The flash point was the word "leadership." The Vatican protested it's use, the superiors overrode the objections and Rome's campaign against "radical feminism" became a fixture in Holy See strategy.
In a recent example of “do what I say, not what I do,” the U.S. Catholic bishops announced their “great national campaign” for religious freedom in the United States while at the same time assisting in the Vatican takeover of the Leadership Conference of Women Religious. LCWR represents more than 80 percent of U.S. women in religious life and is alleged to have,well, too much conscience, although that is not what the bishops call it.
Calling the Vatican Congregation for the Doctrine of the Faith's current reform directive for the Leadership Conference of Women Religious a “fiasco” and accusing the CDF of “bully” tactics, an April 27 opinion piece in the San Francisco Chronicle charges that “church leaders refuse to dialogue” and that it “is becoming increasingly obvious to many Catholics that these 'men only' club members are not in control, are not relevant and have lost their moral authority.”
Tilted “U.S. nuns group deserves support,” the commentary is written by Brian Cahill, the retired executive director of San Francisco Catholic Charities who served in that post when now-Cardinal William Levada was archbishop there. Levada heads the CDF.
Problems with official church authority have plagued women religious for centuries. I offer here two vivid examples I wrote about in my book, Faithful Dissenters: Men and Women Who Loved and Changed the Church.
Mother Théodore Guérin and five other members of the Sisters of Providence sailed from France in the early 1840s and arrived in southwest Indiana to start a school for girls. The wilderness of the area was a challenge, as was learning a new language. But those were minor compared to the interference and antagonism they encountered in the person of the Vincennes bishop, Célestine de la Hailandière. Nevertheless, she and her community were able to open a boarding school near St. Mary-of-the-Woods. From the start, the bishop refused to approve the sisters religious rule and on one occasion called for the election of a new superior to replace Guérin, but the community re-elected her anyway.
Regular readers of my blog will know the very, very low regard in which I hold the opinions of George Weigel. He and his neo-con fellow RCs have tried to subvert Catholic social teaching for decades and still seem incapable of believing that the Master meant what he said about avarice and riches.
Now, he has set his sights on the Vatican's "assessment" of the LCWR in a post at the National Review.
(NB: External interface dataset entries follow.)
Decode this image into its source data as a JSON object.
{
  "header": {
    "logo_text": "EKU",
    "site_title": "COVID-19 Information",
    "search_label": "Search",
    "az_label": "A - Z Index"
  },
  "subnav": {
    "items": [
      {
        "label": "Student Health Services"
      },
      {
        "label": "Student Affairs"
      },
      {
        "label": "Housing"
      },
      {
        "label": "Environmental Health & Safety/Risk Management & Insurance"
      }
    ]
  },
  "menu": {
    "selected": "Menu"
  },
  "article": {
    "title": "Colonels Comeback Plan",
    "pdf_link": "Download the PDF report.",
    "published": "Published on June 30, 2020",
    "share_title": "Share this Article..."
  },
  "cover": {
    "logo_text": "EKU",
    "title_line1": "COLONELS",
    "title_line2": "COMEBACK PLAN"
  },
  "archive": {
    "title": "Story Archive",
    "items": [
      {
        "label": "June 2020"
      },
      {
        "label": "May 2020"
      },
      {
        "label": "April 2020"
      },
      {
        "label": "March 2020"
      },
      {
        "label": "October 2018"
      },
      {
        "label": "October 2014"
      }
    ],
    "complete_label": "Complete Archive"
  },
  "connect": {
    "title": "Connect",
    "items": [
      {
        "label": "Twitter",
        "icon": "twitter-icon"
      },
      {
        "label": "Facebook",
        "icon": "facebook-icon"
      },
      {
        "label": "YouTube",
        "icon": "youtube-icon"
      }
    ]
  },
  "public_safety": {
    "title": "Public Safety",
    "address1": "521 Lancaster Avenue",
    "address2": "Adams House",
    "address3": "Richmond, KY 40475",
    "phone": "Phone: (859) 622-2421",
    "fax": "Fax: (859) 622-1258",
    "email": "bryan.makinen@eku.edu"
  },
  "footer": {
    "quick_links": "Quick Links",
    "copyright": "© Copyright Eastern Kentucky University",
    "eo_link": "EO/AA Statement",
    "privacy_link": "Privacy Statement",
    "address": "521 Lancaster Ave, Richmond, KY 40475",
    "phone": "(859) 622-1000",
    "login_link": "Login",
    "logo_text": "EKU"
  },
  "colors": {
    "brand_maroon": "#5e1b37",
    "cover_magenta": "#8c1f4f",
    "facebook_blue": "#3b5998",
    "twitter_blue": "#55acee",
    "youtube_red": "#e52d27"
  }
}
The article is filled with his usual absurd arguments - if only nuns wore habits, all would be well with the world - and his usualy penchant for nostalgia - invoking the memory of Ingrid Bergman in Bells of St. Mary's - but this paragraph of his was especially disturbing even by Weigel's standards:
I did not have the visceral reaction many of my colleagues had to the news of the “assessment” of the Leadership Conference of Women Religious by the Vatican’s Congregation for the Doctrine of the Faith. That was, until I read the document itself. But, before we get to the text, I have to ask myself: Why did I not instantly recognize the injustice many of my friends discerned?
In part, I have learned to resist overbroad interpretations of events that fit neatly with a previously determined meta-narrative, in this case the meta-narrative that sees the bad, old, meanies at the Vatican going after unsuspecting Catholics. I do not recall cries of “injustice” when the Vatican, in 2000, appointed an apostolic visitor to Mother Angelica’s abbey, although that too involved men assessing women, the far away Vatican bureaucrats ordering U.S.-based women religious to open themselves to investigation and, in the event, resulted in the removal of Mother Angelica from the leadership of her abbey.
I cannot recall anytime in recent history that the Catholic church was highlighted twice in columns in a single issue of The New York Times. But this is the case today and it the rare development is yet another indicator of the tremendous outpouring of support on behalf of U.S. women religious in general and the Leadership Conference of Women Religious in particular as they come under attack from the Vatican for lapses in fidelity.
Nicholas Kristof and Maureen Dowd both write about the plight of our sisters.
Jamie Manson, National Catholic Reporter columnist who spoke Saturday in the University at Buffalo's Newman Center, reminding her audience that U.S. women religious "go to the broken places where very few us dare to go, and they see Jesus in those places."
She called upon Catholics to support the Catholic sisters.
Patricia McQuire, president of Trinity Washington University, writing for the Huffington Post, addresses the "true radicalism" of the U.S. sisters. They were the bricks and mortar of our Catholic school system and our Catholic hospital system. Now they are aging, numbers declining, with an the average age being 75 years. This is the time to be grateful to the sisters, she writes, adding,